- Schematic of the I²C-Bus Control Board
VV4 Audio Unit – I²C-Bus Control Board (old Version)
Following you find two photos of the open audio unit. Easy to recognize are both external digital I/O boards. The internal cabling of the audio signals are made with van den Hul D101.
View into the VV4 Audio Unit from Behind
View into the VV4 Audio Unit from one Side
The phono unit is my Pass Xono clone. I have the same case in use like the once of the audio unit and therefore both units have the same view. The unregulated power supply for the phono unit is coming from the control unit.
All other informations about this part of the VV4 preamplifier you get at my Pass Xono clone side.
Pass XOno Clone Rev. 2
The Control Unit consists of the following parts
- μC board to control and operate the preamplifier
- LC-Display and Rotation Encoder as a User-Interface
- passive power supply for the Phono and Audio Unit
The μC board based on the board of my Aleph P Clone. The software is able to work with both preamplifiers and uses mostly the same code. The selection of the preamplifiers is made with jumper JP3.
I use the for me well tried Atmel AT89C51RC2 (IC1) microcontroller. All parameters from the user are stored in the I²C-Bus EEPROM IC2. The encoder signals and both (normaly not used) pushbuttons are routed trough debouncing circuits (RC low pass and inverter) to the μC. The volume encoder gives an interrupt during a falling or rising edge.
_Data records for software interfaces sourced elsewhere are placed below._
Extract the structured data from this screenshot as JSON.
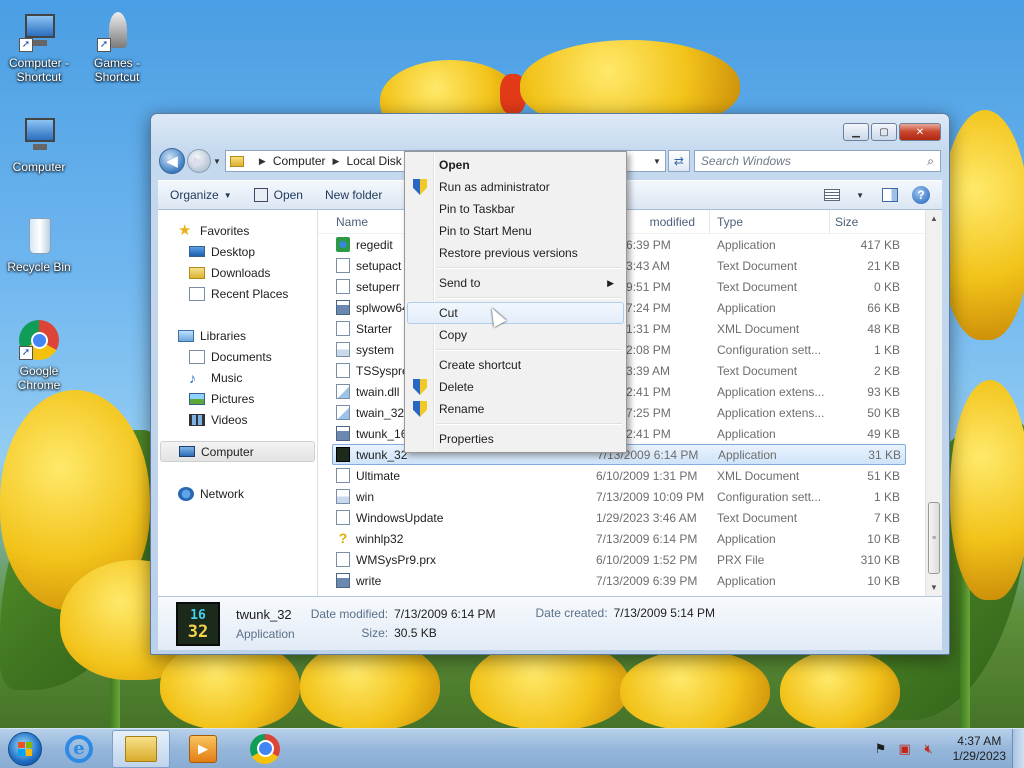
{
  "desktop": {
    "icons": [
      {
        "label": "Computer - Shortcut",
        "icon": "computer-icon"
      },
      {
        "label": "Games - Shortcut",
        "icon": "games-icon"
      },
      {
        "label": "Computer",
        "icon": "computer-icon"
      },
      {
        "label": "Recycle Bin",
        "icon": "recycle-bin-icon"
      },
      {
        "label": "Google Chrome",
        "icon": "chrome-icon"
      }
    ]
  },
  "window": {
    "breadcrumb": [
      "Computer",
      "Local Disk ("
    ],
    "search_placeholder": "Search Windows",
    "toolbar": {
      "organize": "Organize",
      "open": "Open",
      "new_folder": "New folder"
    },
    "nav": {
      "favorites": "Favorites",
      "desktop": "Desktop",
      "downloads": "Downloads",
      "recent": "Recent Places",
      "libraries": "Libraries",
      "documents": "Documents",
      "music": "Music",
      "pictures": "Pictures",
      "videos": "Videos",
      "computer": "Computer",
      "network": "Network"
    },
    "columns": {
      "name": "Name",
      "date": "modified",
      "type": "Type",
      "size": "Size"
    },
    "files": [
      {
        "name": "regedit",
        "date": "2009 6:39 PM",
        "type": "Application",
        "size": "417 KB",
        "icon": "regedit"
      },
      {
        "name": "setupact",
        "date": "2023 3:43 AM",
        "type": "Text Document",
        "size": "21 KB",
        "icon": "doc"
      },
      {
        "name": "setuperr",
        "date": "2009 9:51 PM",
        "type": "Text Document",
        "size": "0 KB",
        "icon": "doc"
      },
      {
        "name": "splwow64",
        "date": "2010 7:24 PM",
        "type": "Application",
        "size": "66 KB",
        "icon": "app"
      },
      {
        "name": "Starter",
        "date": "2009 1:31 PM",
        "type": "XML Document",
        "size": "48 KB",
        "icon": "doc"
      },
      {
        "name": "system",
        "date": "2009 2:08 PM",
        "type": "Configuration sett...",
        "size": "1 KB",
        "icon": "cfg"
      },
      {
        "name": "TSSyspre",
        "date": "2023 3:39 AM",
        "type": "Text Document",
        "size": "2 KB",
        "icon": "doc"
      },
      {
        "name": "twain.dll",
        "date": "2009 2:41 PM",
        "type": "Application extens...",
        "size": "93 KB",
        "icon": "dll"
      },
      {
        "name": "twain_32.",
        "date": "2010 7:25 PM",
        "type": "Application extens...",
        "size": "50 KB",
        "icon": "dll"
      },
      {
        "name": "twunk_16",
        "date": "2009 2:41 PM",
        "type": "Application",
        "size": "49 KB",
        "icon": "app"
      },
      {
        "name": "twunk_32",
        "date": "7/13/2009 6:14 PM",
        "type": "Application",
        "size": "31 KB",
        "icon": "exe32",
        "selected": true
      },
      {
        "name": "Ultimate",
        "date": "6/10/2009 1:31 PM",
        "type": "XML Document",
        "size": "51 KB",
        "icon": "doc"
      },
      {
        "name": "win",
        "date": "7/13/2009 10:09 PM",
        "type": "Configuration sett...",
        "size": "1 KB",
        "icon": "cfg"
      },
      {
        "name": "WindowsUpdate",
        "date": "1/29/2023 3:46 AM",
        "type": "Text Document",
        "size": "7 KB",
        "icon": "doc"
      },
      {
        "name": "winhlp32",
        "date": "7/13/2009 6:14 PM",
        "type": "Application",
        "size": "10 KB",
        "icon": "help"
      },
      {
        "name": "WMSysPr9.prx",
        "date": "6/10/2009 1:52 PM",
        "type": "PRX File",
        "size": "310 KB",
        "icon": "doc"
      },
      {
        "name": "write",
        "date": "7/13/2009 6:39 PM",
        "type": "Application",
        "size": "10 KB",
        "icon": "app"
      }
    ],
    "details": {
      "icon_top": "16",
      "icon_bottom": "32",
      "name": "twunk_32",
      "kind": "Application",
      "modified_label": "Date modified:",
      "modified_value": "7/13/2009 6:14 PM",
      "size_label": "Size:",
      "size_value": "30.5 KB",
      "created_label": "Date created:",
      "created_value": "7/13/2009 5:14 PM"
    }
  },
  "context_menu": {
    "items": [
      {
        "label": "Open",
        "bold": true
      },
      {
        "label": "Run as administrator",
        "shield": true
      },
      {
        "label": "Pin to Taskbar"
      },
      {
        "label": "Pin to Start Menu"
      },
      {
        "label": "Restore previous versions"
      },
      {
        "sep": true
      },
      {
        "label": "Send to",
        "submenu": true
      },
      {
        "sep": true
      },
      {
        "label": "Cut",
        "hover": true
      },
      {
        "label": "Copy"
      },
      {
        "sep": true
      },
      {
        "label": "Create shortcut"
      },
      {
        "label": "Delete",
        "shield": true
      },
      {
        "label": "Rename",
        "shield": true
      },
      {
        "sep": true
      },
      {
        "label": "Properties"
      }
    ]
  },
  "taskbar": {
    "clock_time": "4:37 AM",
    "clock_date": "1/29/2023"
  }
}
A too fast change of the volume is avoid with IC9. Q2 and Q3 is used for a remote signal to switch on and off external equipment (e.g. power amplifiers).
VV4 Control Unit – μC Board
The software has its bases at the code of the Aleph P clone. I have it revised and parts of the software, which I never used to operate the Aleph P, I have taken away. The concept of the operation had proved one’s worth – particularly the interrupt controlled volume setting – and therefore I had completely taken over it.
The passive power supply consists of discrete bridge rectifiers with HFA08TB60 (Ultrafast, Soft Recovery Diode) and a combination of electrolytic capacitors and resistors. The complete capacity of both channels has about 134000μF. The power supply is certainly strong channel separated (dual mono). The ground of both channels are connected via 4.7Ω/5W resistors with earth to avoid ground loops.
- Schematic of the passive Power Supply
- Schematic of the Capacity per Channel
- Top Overlay of the Board
VV4 Control Unit – passive Power Supply
The next photos showing the Control Unit with the complete wiring in the open case. The two wonderful knobs are once again made in excellent quality from Enrico V. (see Aleph P). Therefore I send at this place
Sincere Thanks to Enrico V.
for his wonderful work.
VV4 Control Unit Front View
VV4 Control Unit from behind
VV4 Control Unit from one side
You can see that the development of the software wasn’t finished – the controller sits on top of a Textool socket and the two pushbuttons (yellow cabling) I used to debug the software. They are not part of the finished system.
The main parts of the Power Unit are the needed transformers for the preamplifier. You find here the complete 230V/AC wiring. Also included is a DC filter and a phase detection. This time I used a more complex 2 stage 1A line filter from Schaffner.
- Schematic of the DC-Filter incl. the transformer for the control electronic
VV4 Power Unit von the Top